PROVIDED DATA START
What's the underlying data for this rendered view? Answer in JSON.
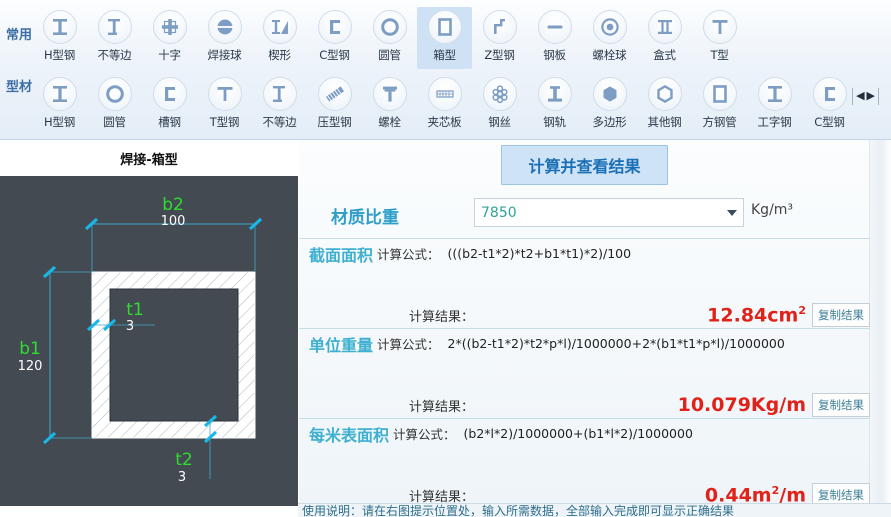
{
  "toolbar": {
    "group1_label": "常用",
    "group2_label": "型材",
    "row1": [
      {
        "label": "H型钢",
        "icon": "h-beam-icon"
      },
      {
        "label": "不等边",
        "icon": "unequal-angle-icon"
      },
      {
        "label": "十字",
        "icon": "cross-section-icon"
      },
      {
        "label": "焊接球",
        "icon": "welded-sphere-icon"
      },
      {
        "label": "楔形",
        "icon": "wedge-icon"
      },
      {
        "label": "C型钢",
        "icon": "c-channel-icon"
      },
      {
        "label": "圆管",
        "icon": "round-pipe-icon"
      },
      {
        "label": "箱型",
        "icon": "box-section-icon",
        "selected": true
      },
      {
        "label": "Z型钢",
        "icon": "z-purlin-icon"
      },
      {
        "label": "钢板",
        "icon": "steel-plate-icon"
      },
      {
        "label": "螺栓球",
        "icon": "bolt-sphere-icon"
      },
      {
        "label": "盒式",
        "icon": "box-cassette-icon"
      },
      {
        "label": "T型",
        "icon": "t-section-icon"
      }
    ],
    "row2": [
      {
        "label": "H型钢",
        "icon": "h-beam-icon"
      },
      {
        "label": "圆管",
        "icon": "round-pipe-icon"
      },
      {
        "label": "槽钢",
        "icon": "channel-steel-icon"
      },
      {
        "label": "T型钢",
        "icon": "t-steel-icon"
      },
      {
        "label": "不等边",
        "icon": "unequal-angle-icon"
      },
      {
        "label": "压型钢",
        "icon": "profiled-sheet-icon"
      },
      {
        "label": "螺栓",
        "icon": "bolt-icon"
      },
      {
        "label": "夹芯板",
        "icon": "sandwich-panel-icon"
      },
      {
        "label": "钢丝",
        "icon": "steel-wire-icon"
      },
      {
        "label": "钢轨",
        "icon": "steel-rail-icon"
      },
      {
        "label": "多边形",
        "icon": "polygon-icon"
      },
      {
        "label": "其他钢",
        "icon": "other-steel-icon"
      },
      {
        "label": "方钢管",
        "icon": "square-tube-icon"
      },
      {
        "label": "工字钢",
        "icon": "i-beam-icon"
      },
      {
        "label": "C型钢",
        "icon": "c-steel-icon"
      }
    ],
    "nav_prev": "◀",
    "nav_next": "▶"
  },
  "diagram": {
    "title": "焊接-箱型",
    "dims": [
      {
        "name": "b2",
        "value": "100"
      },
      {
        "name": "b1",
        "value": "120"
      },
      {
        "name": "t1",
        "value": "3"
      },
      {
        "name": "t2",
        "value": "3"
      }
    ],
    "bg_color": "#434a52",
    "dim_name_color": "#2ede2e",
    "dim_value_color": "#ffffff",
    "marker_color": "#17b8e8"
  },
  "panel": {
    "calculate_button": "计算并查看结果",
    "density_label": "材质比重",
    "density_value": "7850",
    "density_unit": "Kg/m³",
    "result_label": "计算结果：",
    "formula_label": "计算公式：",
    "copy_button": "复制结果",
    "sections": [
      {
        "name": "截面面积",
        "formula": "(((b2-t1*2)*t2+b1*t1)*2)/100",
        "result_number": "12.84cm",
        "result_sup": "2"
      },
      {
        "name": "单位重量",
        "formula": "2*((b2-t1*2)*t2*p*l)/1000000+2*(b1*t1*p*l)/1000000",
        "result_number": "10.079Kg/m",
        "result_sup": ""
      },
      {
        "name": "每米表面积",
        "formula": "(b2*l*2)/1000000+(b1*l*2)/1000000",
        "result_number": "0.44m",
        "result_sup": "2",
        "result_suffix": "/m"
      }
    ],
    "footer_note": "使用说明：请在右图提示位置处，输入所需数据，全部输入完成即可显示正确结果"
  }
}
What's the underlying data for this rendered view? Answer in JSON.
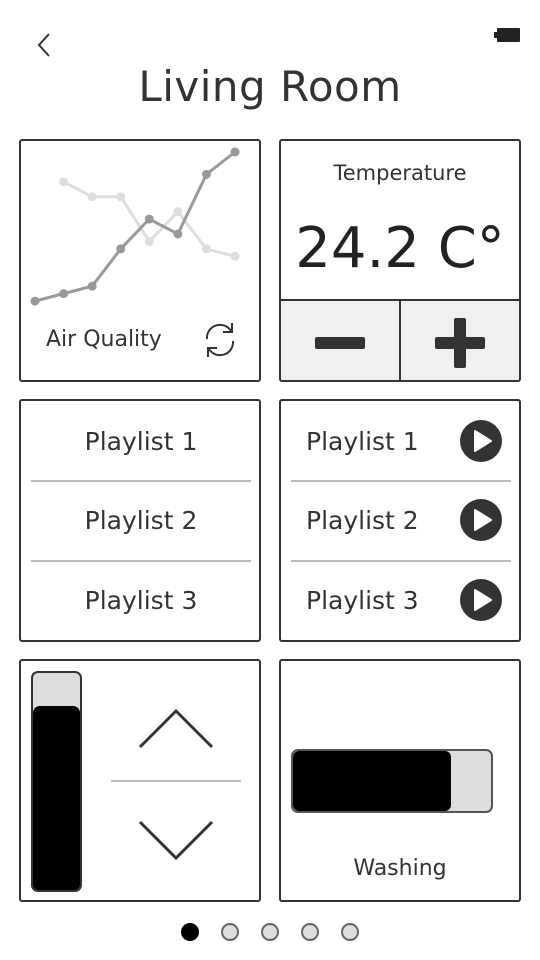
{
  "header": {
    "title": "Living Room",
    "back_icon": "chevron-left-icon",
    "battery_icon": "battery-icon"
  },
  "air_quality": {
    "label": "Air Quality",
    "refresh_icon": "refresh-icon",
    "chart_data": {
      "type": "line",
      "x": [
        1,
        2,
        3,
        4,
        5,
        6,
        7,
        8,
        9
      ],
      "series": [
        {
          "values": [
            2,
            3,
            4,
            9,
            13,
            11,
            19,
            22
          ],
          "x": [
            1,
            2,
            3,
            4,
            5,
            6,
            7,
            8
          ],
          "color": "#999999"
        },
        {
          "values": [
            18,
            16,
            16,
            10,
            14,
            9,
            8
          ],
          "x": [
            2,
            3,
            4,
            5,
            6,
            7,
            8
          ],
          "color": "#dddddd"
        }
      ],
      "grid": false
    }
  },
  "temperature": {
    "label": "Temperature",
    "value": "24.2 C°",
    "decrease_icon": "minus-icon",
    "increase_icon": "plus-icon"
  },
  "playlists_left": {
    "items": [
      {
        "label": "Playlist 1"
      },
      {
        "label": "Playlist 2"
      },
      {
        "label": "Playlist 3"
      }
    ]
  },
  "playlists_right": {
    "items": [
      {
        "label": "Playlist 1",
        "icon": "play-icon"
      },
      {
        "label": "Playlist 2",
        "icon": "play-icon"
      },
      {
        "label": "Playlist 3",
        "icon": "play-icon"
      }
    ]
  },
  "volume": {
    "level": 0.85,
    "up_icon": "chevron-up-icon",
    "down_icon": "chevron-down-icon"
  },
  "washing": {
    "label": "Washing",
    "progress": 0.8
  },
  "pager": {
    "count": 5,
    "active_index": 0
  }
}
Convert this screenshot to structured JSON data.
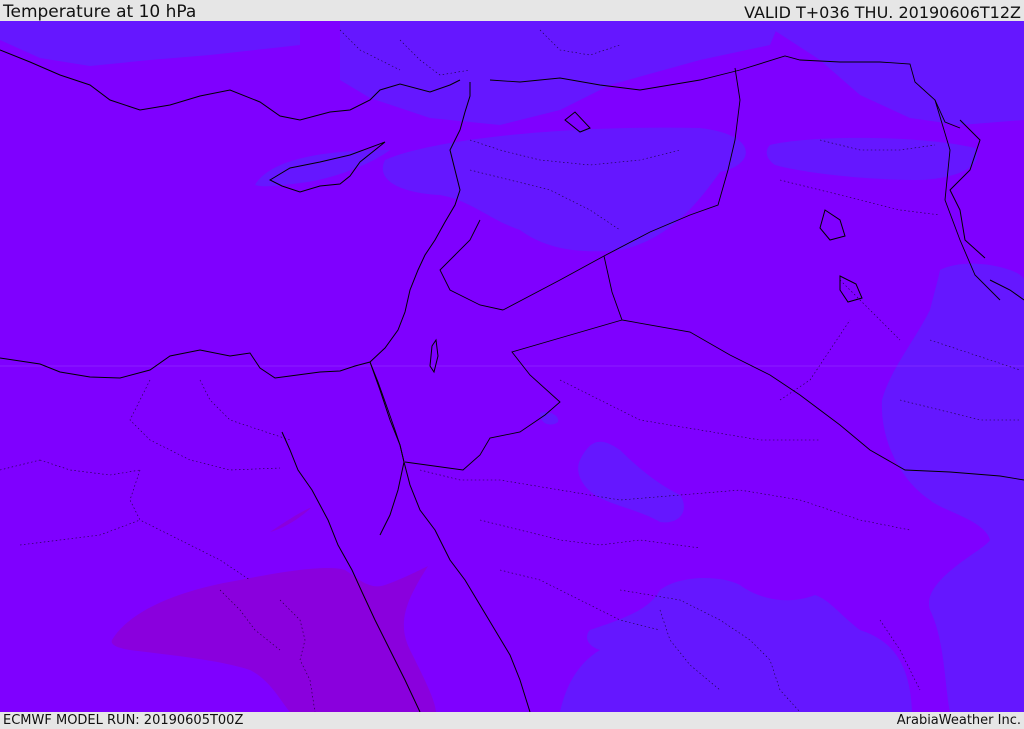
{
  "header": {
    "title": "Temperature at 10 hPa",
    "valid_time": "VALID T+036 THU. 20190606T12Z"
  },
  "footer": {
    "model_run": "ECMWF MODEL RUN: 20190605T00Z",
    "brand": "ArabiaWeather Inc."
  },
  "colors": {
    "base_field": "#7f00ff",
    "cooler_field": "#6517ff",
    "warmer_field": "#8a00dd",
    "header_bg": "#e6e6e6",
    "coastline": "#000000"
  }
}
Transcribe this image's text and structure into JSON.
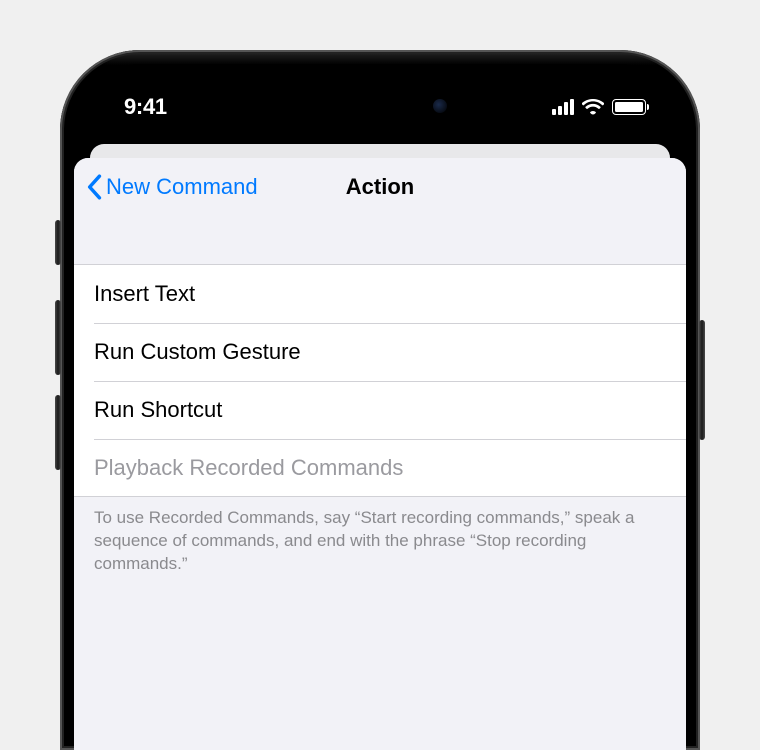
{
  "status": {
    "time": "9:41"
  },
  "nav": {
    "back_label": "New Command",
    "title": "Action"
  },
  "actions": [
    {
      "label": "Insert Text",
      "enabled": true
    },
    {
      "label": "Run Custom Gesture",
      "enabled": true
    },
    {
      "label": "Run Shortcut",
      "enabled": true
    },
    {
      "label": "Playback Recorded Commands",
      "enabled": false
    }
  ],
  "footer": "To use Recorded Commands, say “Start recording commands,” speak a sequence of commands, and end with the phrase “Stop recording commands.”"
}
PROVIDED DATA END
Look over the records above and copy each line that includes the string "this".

--- SOLUTION TO THE EXERCISE ---
What's the underlying data for this rendered view? Answer in JSON.
What's the underlying data for this rendered view? Answer in JSON.
Convert this screenshot to structured JSON data.
Transcribe this image's text and structure into JSON.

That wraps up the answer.